Kaiser Health News experts offer four things to consider as you make the decision:

  1. Determine if you qualify financially. Don’t buy if the out-of-pocket cost for the coverage would be more than you can afford. Consumer Reports advises people that if their net worth, excluding their home, is below $300,000, long-term care insurance is not a good buy for them. The National Association of Insurance Commissioners also recommends that consumers spend no more than 5% of their income on a long-term care policy. If you need long-term care but have few financial resources, Medicaid should quickly kick in to pay, although that will probably limit your choices for care. On the other hand, if you have a lot of resources (some financial advisers put that threshold at $2 million), you may be able to self-insure and pay the costs as they arise, thereby eliminating the need to buy a policy.
  2. Shop around. Unlike car insurance where you can switch carriers easily, it can be expensive to change long-term care policies because the premiums increase as you age and you lose the investments already made. Comparison shopping is critical. Some companies and associations (such as alumni groups and AARP) offer group policies with relatively liberal eligibility, making it easier to obtain coverage if the policyholder has any health issues. However, these policies may have more limited benefits than individually purchased plans.

If you are young or in excellent health, a group plan may also be more expensive; you may end up paying more to subsidize your less healthy peers. And if you are certain you want LTC insurance, the younger you are, the better. Your annual premiums will be smaller, and you have less chance of being denied for health reasons.

  1. Know what’s covered. Policies differ greatly, so know what you are buying. What services are covered? How long is the disability period before benefits kick in and what happens if you move from one facility to another? How much does the policy pay per day for nursing home care, home-health care and assisted living? How long will benefits last? Is there an inflation adjustment that anticipates rising medical costs as you age? How long are benefits extended (one, three or five years, or indefinitely)? Who determines benefit eligibility—your doctor, or the insurance company’s doctor—and on what basis? Are pre-existing conditions excluded? Does the policy cover mental or nervous disorders, alcoholism, drug abuse or self-inflicted injuries?

The National Association of Insurance Commissioners advises consumers to look for policies that include at least one year of nursing home or home health care coverage, including intermediate and custodial care; coverage for Alzheimer’s disease; inflation protection; a guarantee that the policy cannot be terminated because you get older or your health deteriorates; no requirement that the beneficiary has to first be hospitalized to receive benefits; and a 30-day cancellation period after purchase.

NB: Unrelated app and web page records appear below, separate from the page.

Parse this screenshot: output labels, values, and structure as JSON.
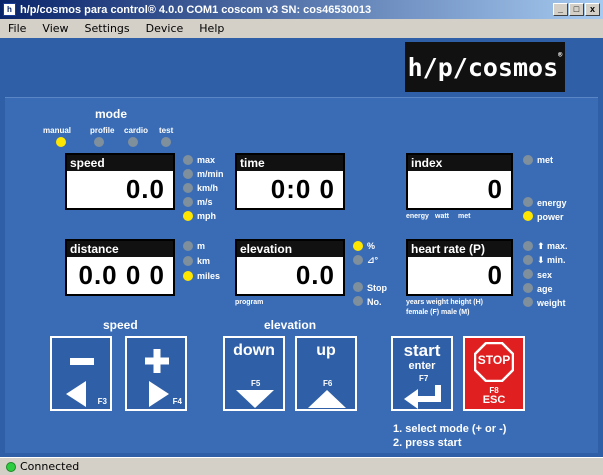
{
  "window": {
    "title": "h/p/cosmos para control® 4.0.0 COM1 coscom v3  SN: cos46530013",
    "app_icon": "hp-cosmos-app-icon",
    "minimize": "_",
    "maximize": "□",
    "close": "x"
  },
  "menu": [
    "File",
    "View",
    "Settings",
    "Device",
    "Help"
  ],
  "logo": {
    "text": "h/p/cosmos",
    "reg": "®"
  },
  "mode": {
    "title": "mode",
    "options": [
      {
        "label": "manual",
        "active": true
      },
      {
        "label": "profile",
        "active": false
      },
      {
        "label": "cardio",
        "active": false
      },
      {
        "label": "test",
        "active": false
      }
    ]
  },
  "speed_display": {
    "label": "speed",
    "value": "0.0",
    "units": [
      {
        "label": "max",
        "active": false
      },
      {
        "label": "m/min",
        "active": false
      },
      {
        "label": "km/h",
        "active": false
      },
      {
        "label": "m/s",
        "active": false
      },
      {
        "label": "mph",
        "active": true
      }
    ]
  },
  "time_display": {
    "label": "time",
    "value": "0:0 0"
  },
  "index_display": {
    "label": "index",
    "value": "0",
    "sub": [
      "energy",
      "watt",
      "met"
    ],
    "options": [
      {
        "label": "met",
        "active": false
      },
      {
        "label": "energy",
        "active": false
      },
      {
        "label": "power",
        "active": true
      }
    ]
  },
  "distance_display": {
    "label": "distance",
    "value": "0.0 0 0",
    "units": [
      {
        "label": "m",
        "active": false
      },
      {
        "label": "km",
        "active": false
      },
      {
        "label": "miles",
        "active": true
      }
    ]
  },
  "elevation_display": {
    "label": "elevation",
    "value": "0.0",
    "sub": "program",
    "units": [
      {
        "label": "%",
        "active": true
      },
      {
        "label": "⊿°",
        "active": false
      },
      {
        "label": "Stop",
        "active": false
      },
      {
        "label": "No.",
        "active": false
      }
    ]
  },
  "heart_display": {
    "label": "heart rate (P)",
    "value": "0",
    "sub1": "years  weight  height (H)",
    "sub2": "female (F)  male (M)",
    "options": [
      {
        "label": "⬆ max.",
        "active": false
      },
      {
        "label": "⬇ min.",
        "active": false
      },
      {
        "label": "sex",
        "active": false
      },
      {
        "label": "age",
        "active": false
      },
      {
        "label": "weight",
        "active": false
      }
    ]
  },
  "controls": {
    "speed_title": "speed",
    "elevation_title": "elevation",
    "speed_minus_key": "F3",
    "speed_plus_key": "F4",
    "down_label": "down",
    "down_key": "F5",
    "up_label": "up",
    "up_key": "F6",
    "start_label": "start",
    "start_sub": "enter",
    "start_key": "F7",
    "stop_label": "STOP",
    "stop_key": "F8",
    "stop_sub": "ESC"
  },
  "instructions": [
    "1. select mode (+ or -)",
    "2. press start"
  ],
  "status": {
    "text": "Connected"
  },
  "colors": {
    "panel": "#3a6cb5",
    "active_dot": "#ffe600",
    "inactive_dot": "#7f8f9c",
    "stop": "#e02020"
  }
}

  1. Check out the insurance company. Review a carrier’s record with your state insurance commissioner’s office. Find out how long it has been in business, its complaint record, and history of raising rates. Stick with a company that has an A financial rating.

Also, the National Association of Insurance Commissioners (http://www.naic.org/index_ltc_section.htm) and the American Association for Long-Term Care Insurance (http://www.aaltci.org/long-term-care-insurance) have consumer guides on their websites. The Department of Health and Human Services provides extensive information on its National Clearinghouse for Long Term Care website (www.longtermcare.gov).

This article was reprinted from Kaiser Health News (www.kaiserhealthnews.org) with permission from the Henry J. Kaiser Family Foundation. Kaiser Health News, an editorially independent news service, is a program of the Kaiser Family Foundation, a nonpartisan health care policy research organization unaffiliated with Kaiser Permanente. Read Calculating a Long-Term Care Policy (www.kaiserhealthnews.org/Stories/2012/January/24/calculating-a-long-term-care-policy.aspx) to learn more about whether long-term care insurance is a good idea for you.